I see remarkable differences and similarities between each council and township I visit. The public services the respective communities have access to varies greatly. For example, some communities have limited or no access to safety and security services, and others to essential health services 7 days a week. On the face of it, the balance does not always appear right. We certainly cannot group or bundle councils – or any of our more remotely based clients – into a one-size-fits-all approach when delivering our services.

What often strikes me as a key similarity between many of the councils I visit is their passion for improving public services – how committed they are to planning for the future, and how solution-oriented, innovative and optimistic many are in working with often limited financial resources. It is humbling and inspiring.

Receiving feedback on our audit services and building long-term rapport with our clients is crucial to the achievement of our strategy. During these visits, our clients give me an update on how we are performing so we can continue to improve, and adapt our engagement styles to their differing needs. I am often told that they appreciate the effort we make in coming to see them. Most do not receive many Brisbane visitors due to the logistical aspects of travelling to remote locations.

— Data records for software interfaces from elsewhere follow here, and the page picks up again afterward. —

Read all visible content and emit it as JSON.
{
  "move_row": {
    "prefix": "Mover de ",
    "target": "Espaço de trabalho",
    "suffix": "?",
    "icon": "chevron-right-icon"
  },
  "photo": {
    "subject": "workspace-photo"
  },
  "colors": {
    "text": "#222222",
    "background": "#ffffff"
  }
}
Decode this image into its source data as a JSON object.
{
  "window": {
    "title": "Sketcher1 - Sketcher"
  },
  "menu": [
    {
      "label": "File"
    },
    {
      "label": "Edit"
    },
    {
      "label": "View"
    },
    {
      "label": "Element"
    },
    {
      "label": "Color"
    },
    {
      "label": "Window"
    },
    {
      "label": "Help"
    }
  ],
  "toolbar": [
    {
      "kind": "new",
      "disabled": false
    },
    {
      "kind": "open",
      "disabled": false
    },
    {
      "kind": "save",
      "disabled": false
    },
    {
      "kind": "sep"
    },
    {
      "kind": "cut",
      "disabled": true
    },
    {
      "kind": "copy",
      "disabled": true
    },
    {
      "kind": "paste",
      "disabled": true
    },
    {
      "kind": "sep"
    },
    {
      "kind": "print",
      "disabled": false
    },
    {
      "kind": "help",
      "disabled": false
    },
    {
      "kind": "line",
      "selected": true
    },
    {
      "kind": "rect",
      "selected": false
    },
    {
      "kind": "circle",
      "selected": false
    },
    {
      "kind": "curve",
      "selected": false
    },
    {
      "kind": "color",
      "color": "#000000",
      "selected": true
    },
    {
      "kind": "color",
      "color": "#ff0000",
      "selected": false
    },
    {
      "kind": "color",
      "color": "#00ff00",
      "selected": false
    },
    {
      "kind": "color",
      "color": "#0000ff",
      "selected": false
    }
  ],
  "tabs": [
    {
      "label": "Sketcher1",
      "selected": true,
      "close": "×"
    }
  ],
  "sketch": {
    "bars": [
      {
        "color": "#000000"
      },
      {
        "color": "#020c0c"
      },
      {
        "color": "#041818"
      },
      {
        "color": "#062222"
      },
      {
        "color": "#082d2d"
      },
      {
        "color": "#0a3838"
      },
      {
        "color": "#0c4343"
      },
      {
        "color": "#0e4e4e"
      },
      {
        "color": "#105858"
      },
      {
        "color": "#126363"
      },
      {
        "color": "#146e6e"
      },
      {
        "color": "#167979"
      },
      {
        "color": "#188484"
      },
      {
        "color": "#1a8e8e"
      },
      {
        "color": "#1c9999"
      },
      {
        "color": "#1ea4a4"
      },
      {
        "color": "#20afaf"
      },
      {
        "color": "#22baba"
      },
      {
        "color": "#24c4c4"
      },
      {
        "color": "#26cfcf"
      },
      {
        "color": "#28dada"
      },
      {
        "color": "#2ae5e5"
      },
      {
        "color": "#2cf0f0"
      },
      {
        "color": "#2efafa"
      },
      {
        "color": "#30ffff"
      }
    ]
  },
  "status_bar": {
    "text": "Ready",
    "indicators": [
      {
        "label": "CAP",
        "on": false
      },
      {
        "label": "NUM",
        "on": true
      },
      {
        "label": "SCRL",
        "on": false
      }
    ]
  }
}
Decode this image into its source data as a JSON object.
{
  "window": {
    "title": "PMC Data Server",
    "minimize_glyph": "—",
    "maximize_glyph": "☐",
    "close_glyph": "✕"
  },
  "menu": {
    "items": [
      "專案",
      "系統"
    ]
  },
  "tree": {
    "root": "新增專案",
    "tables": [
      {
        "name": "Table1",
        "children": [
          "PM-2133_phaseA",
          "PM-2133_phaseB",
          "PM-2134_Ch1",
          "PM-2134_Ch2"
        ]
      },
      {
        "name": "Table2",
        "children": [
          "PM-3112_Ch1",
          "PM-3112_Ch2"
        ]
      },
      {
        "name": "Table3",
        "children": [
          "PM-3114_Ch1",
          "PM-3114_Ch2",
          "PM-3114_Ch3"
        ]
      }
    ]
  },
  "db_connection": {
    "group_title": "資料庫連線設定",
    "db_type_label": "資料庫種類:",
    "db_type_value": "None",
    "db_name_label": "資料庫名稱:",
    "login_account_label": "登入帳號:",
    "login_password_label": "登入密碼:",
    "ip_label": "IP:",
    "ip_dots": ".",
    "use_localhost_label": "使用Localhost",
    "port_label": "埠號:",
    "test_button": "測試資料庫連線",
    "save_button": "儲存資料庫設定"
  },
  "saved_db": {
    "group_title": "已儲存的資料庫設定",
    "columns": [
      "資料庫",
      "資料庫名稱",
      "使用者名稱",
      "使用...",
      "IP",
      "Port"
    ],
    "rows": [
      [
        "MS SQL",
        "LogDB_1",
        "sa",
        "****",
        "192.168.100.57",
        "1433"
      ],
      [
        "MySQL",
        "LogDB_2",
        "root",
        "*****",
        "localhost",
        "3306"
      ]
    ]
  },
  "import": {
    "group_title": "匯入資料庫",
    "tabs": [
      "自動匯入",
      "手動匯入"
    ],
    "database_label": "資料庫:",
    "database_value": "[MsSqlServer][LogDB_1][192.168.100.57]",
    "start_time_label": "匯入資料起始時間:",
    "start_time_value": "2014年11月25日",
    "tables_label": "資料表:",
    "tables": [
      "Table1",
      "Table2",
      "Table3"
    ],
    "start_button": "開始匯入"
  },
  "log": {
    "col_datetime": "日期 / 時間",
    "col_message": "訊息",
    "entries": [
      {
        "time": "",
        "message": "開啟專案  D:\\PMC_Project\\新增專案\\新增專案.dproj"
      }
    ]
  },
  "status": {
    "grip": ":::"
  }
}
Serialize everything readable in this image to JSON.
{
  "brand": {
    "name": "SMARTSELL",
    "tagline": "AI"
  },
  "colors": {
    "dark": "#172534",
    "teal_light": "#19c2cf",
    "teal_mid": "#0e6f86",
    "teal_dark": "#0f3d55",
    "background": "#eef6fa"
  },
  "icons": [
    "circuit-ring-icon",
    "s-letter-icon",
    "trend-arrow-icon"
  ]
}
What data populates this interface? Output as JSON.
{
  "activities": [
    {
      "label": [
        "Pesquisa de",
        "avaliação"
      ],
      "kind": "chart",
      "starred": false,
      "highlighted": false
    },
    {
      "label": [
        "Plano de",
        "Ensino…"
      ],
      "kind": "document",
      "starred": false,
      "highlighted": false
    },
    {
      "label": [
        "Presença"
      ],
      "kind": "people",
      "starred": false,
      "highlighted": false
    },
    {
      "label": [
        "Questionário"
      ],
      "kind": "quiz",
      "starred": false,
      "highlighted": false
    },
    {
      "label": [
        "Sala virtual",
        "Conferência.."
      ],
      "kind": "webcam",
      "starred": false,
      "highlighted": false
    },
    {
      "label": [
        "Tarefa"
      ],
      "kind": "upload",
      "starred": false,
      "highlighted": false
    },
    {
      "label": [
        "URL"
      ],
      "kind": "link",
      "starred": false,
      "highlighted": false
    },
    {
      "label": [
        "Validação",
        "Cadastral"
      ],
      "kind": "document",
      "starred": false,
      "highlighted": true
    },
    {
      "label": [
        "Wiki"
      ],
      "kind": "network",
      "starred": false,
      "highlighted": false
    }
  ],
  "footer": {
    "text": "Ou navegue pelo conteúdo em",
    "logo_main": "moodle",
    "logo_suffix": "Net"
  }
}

These engagements also give me insights into our current and upcoming audits and reports to parliament, and the audit focus areas outlined in our Forward work plan 2022-25. We prioritise our audit activity to where we believe we can address the most important risks at the right time, and ultimately affect positive change. A new inclusion in my latest forward work plan is a yearly report to parliament called Queensland’s regions. This report will consider how regional areas support economic activity and sustainable communities throughout Queensland. I look forward to tabling this new report and sharing our insights in the coming year.

Of course, the key challenge facing most councils is sustainability. Not solely financial sustainability, but that of a sustainable community. One where local businesses are economically viable, environmentally sound, and socially responsible, and where people have access to basic services, such as education, healthcare, and employment opportunities for the young. Sustainability is a global issue facing all types of organisations. For this reason, this year’s theme for #AuditorProud day on 29 September 2022 reflects on the role auditors play in supporting meaningful sustainability reporting through high-quality assurance frameworks, skills, and training. I am proud to be part of this framework and of the work our profession does.  

I try to meet with each QAO client at least once (often more), so I have more client engagement planned in my remaining tenure as Auditor-General. I have met with 62 of our 77 councils since taking on this role, which makes me immensely proud. I look forward to who I will meet soon and what I will see and learn over the coming year.


Sri Narasimhan, Senior Director at Napranum Aboriginal Shire Council, September 2022
Sri Narasimhan, Senior Director, September 2022